Start of AVAILABLE DATA

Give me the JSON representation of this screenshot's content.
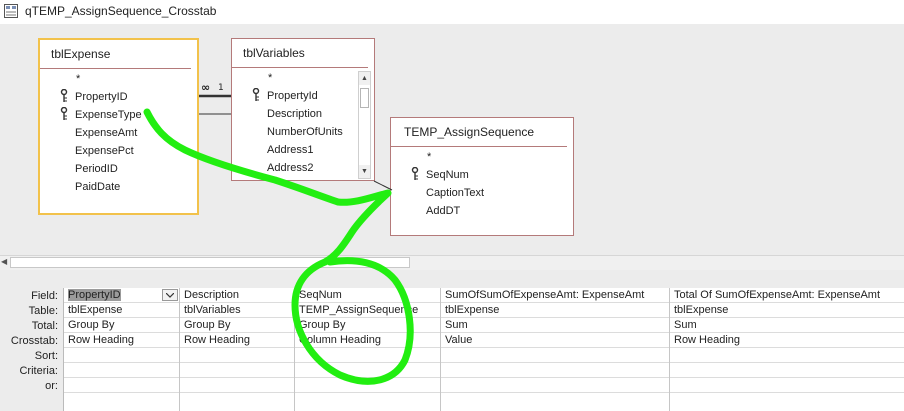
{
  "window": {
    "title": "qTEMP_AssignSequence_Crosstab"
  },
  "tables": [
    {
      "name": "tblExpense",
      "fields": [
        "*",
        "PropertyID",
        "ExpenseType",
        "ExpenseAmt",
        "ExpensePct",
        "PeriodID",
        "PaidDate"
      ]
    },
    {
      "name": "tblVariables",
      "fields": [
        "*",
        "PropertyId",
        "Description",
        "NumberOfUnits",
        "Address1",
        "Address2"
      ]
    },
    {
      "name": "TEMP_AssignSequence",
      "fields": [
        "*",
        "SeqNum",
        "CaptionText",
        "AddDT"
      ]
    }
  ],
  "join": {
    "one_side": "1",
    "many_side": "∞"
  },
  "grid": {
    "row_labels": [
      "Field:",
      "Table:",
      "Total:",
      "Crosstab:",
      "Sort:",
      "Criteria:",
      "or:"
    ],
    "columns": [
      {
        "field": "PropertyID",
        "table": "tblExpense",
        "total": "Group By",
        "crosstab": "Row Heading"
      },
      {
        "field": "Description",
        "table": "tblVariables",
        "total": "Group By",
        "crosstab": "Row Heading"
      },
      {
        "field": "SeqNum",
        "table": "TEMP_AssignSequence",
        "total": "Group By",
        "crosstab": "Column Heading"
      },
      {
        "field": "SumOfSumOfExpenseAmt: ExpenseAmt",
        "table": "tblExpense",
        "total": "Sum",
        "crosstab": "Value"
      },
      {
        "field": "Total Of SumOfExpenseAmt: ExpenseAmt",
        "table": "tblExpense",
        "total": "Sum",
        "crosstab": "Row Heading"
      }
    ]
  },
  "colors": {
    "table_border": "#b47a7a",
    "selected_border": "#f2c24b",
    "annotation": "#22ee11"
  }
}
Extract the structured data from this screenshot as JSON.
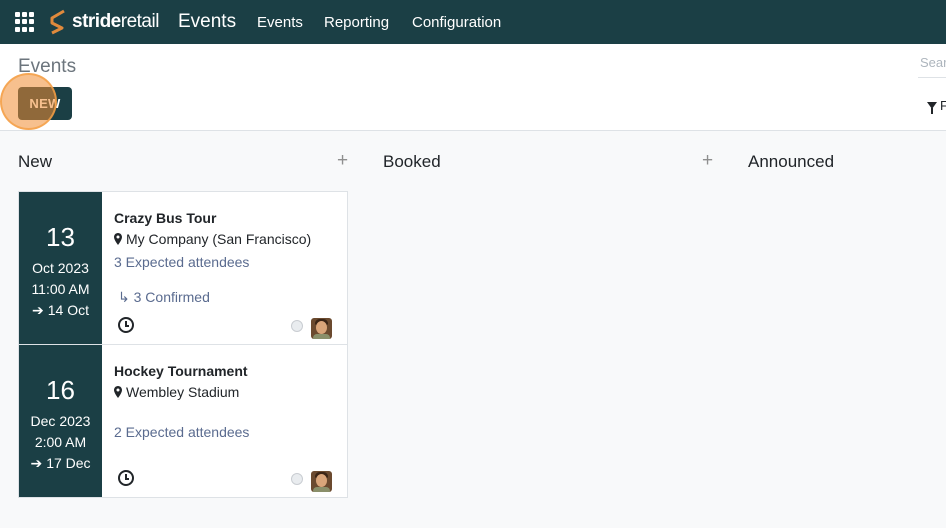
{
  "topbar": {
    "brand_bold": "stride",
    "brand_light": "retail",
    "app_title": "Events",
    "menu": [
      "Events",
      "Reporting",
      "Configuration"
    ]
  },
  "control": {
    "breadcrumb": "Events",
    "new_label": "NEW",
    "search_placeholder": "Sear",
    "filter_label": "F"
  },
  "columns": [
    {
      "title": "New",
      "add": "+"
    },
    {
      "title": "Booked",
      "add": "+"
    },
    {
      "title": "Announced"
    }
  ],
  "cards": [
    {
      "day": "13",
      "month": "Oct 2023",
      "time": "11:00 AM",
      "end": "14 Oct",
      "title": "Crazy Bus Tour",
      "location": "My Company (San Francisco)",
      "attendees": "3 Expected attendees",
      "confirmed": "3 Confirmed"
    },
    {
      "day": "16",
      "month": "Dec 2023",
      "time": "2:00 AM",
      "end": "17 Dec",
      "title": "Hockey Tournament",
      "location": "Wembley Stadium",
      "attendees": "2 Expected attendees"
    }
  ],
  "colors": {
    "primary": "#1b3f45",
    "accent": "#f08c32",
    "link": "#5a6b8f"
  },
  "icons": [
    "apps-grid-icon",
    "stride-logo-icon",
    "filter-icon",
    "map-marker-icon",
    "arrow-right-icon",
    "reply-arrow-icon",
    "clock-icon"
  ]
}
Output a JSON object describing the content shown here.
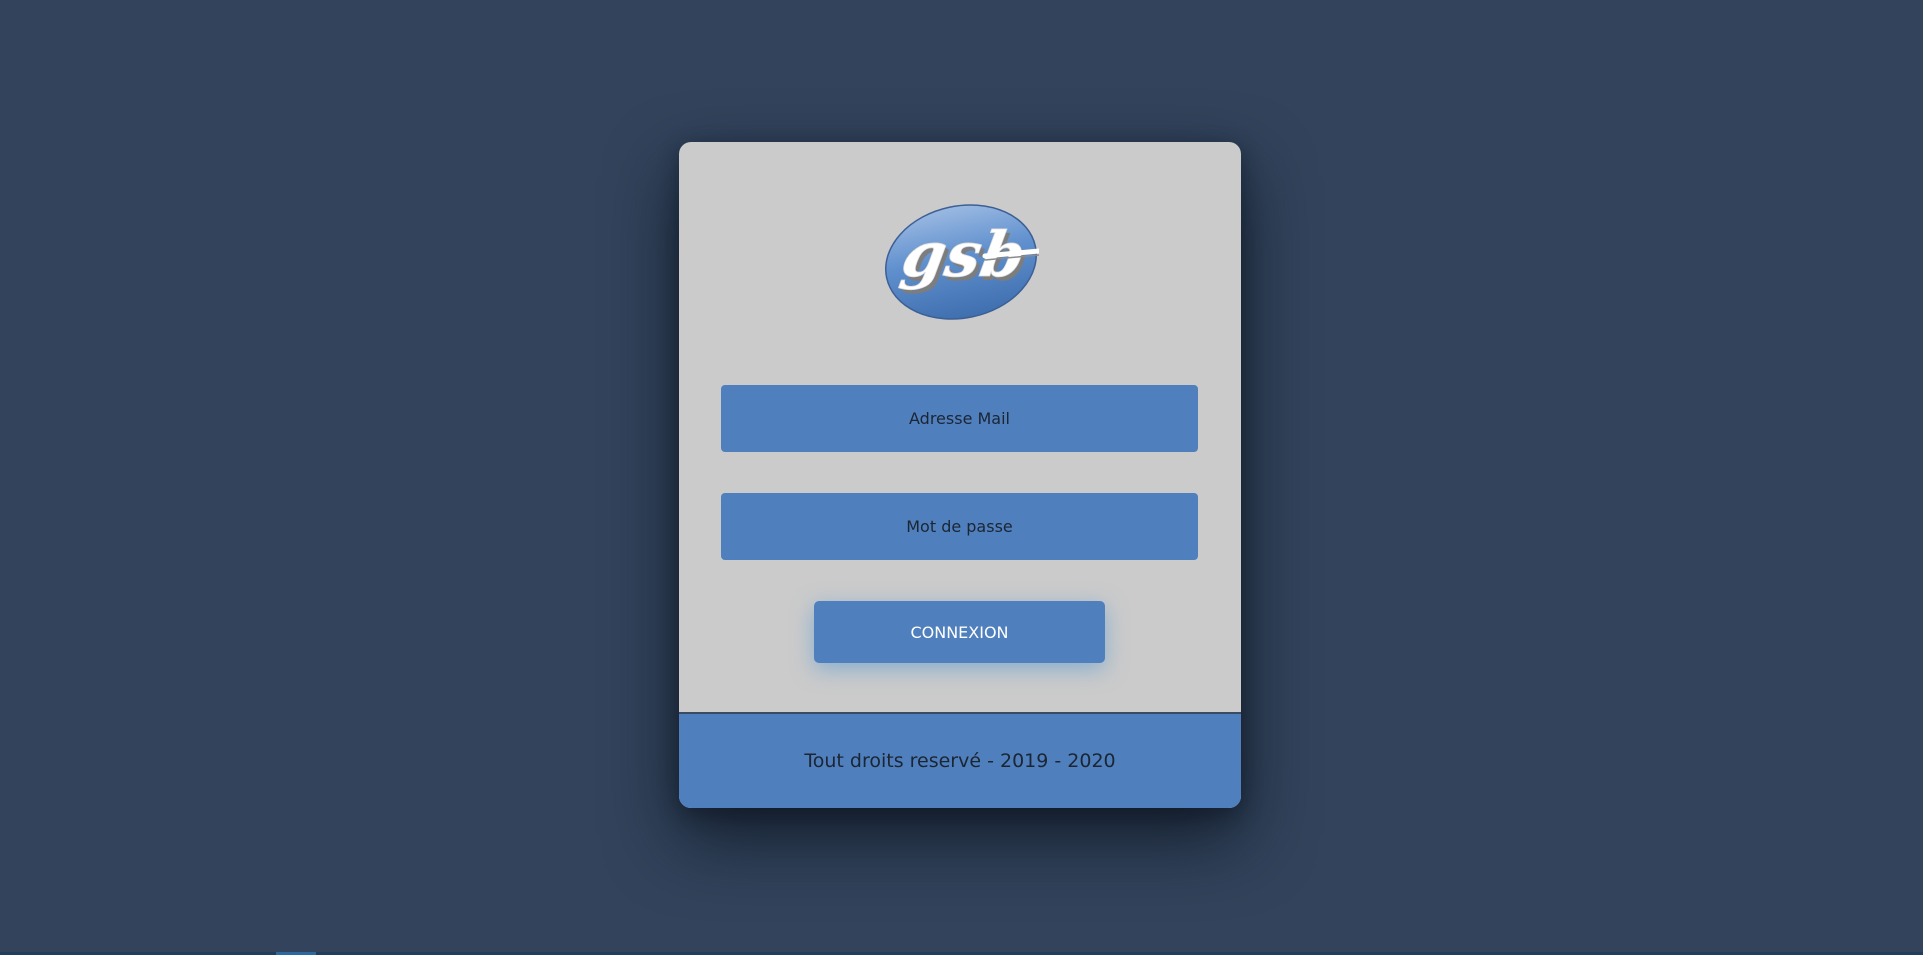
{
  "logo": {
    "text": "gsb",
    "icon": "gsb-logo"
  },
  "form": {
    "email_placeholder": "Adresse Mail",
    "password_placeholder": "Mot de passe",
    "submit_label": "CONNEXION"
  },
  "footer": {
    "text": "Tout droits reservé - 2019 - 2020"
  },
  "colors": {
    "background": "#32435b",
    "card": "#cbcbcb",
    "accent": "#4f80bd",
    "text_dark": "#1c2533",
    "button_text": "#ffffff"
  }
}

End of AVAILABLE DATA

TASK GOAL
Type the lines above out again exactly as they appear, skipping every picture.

ANSWER SECTION
Give me the JSON representation of this screenshot's content.
{
  "window": {
    "title": "qTEMP_AssignSequence_Crosstab"
  },
  "tables": [
    {
      "name": "tblExpense",
      "fields": [
        "*",
        "PropertyID",
        "ExpenseType",
        "ExpenseAmt",
        "ExpensePct",
        "PeriodID",
        "PaidDate"
      ]
    },
    {
      "name": "tblVariables",
      "fields": [
        "*",
        "PropertyId",
        "Description",
        "NumberOfUnits",
        "Address1",
        "Address2"
      ]
    },
    {
      "name": "TEMP_AssignSequence",
      "fields": [
        "*",
        "SeqNum",
        "CaptionText",
        "AddDT"
      ]
    }
  ],
  "join": {
    "one_side": "1",
    "many_side": "∞"
  },
  "grid": {
    "row_labels": [
      "Field:",
      "Table:",
      "Total:",
      "Crosstab:",
      "Sort:",
      "Criteria:",
      "or:"
    ],
    "columns": [
      {
        "field": "PropertyID",
        "table": "tblExpense",
        "total": "Group By",
        "crosstab": "Row Heading"
      },
      {
        "field": "Description",
        "table": "tblVariables",
        "total": "Group By",
        "crosstab": "Row Heading"
      },
      {
        "field": "SeqNum",
        "table": "TEMP_AssignSequence",
        "total": "Group By",
        "crosstab": "Column Heading"
      },
      {
        "field": "SumOfSumOfExpenseAmt: ExpenseAmt",
        "table": "tblExpense",
        "total": "Sum",
        "crosstab": "Value"
      },
      {
        "field": "Total Of SumOfExpenseAmt: ExpenseAmt",
        "table": "tblExpense",
        "total": "Sum",
        "crosstab": "Row Heading"
      }
    ]
  },
  "colors": {
    "table_border": "#b47a7a",
    "selected_border": "#f2c24b",
    "annotation": "#22ee11"
  }
}
Extract the structured data from this screenshot as JSON.
{
  "topbar": {
    "brand_bold": "stride",
    "brand_light": "retail",
    "app_title": "Events",
    "menu": [
      "Events",
      "Reporting",
      "Configuration"
    ]
  },
  "control": {
    "breadcrumb": "Events",
    "new_label": "NEW",
    "search_placeholder": "Sear",
    "filter_label": "F"
  },
  "columns": [
    {
      "title": "New",
      "add": "+"
    },
    {
      "title": "Booked",
      "add": "+"
    },
    {
      "title": "Announced"
    }
  ],
  "cards": [
    {
      "day": "13",
      "month": "Oct 2023",
      "time": "11:00 AM",
      "end": "14 Oct",
      "title": "Crazy Bus Tour",
      "location": "My Company (San Francisco)",
      "attendees": "3 Expected attendees",
      "confirmed": "3 Confirmed"
    },
    {
      "day": "16",
      "month": "Dec 2023",
      "time": "2:00 AM",
      "end": "17 Dec",
      "title": "Hockey Tournament",
      "location": "Wembley Stadium",
      "attendees": "2 Expected attendees"
    }
  ],
  "colors": {
    "primary": "#1b3f45",
    "accent": "#f08c32",
    "link": "#5a6b8f"
  },
  "icons": [
    "apps-grid-icon",
    "stride-logo-icon",
    "filter-icon",
    "map-marker-icon",
    "arrow-right-icon",
    "reply-arrow-icon",
    "clock-icon"
  ]
}
Output a JSON object describing the content shown here.
{
  "logo": {
    "text": "gsb",
    "icon": "gsb-logo"
  },
  "form": {
    "email_placeholder": "Adresse Mail",
    "password_placeholder": "Mot de passe",
    "submit_label": "CONNEXION"
  },
  "footer": {
    "text": "Tout droits reservé - 2019 - 2020"
  },
  "colors": {
    "background": "#32435b",
    "card": "#cbcbcb",
    "accent": "#4f80bd",
    "text_dark": "#1c2533",
    "button_text": "#ffffff"
  }
}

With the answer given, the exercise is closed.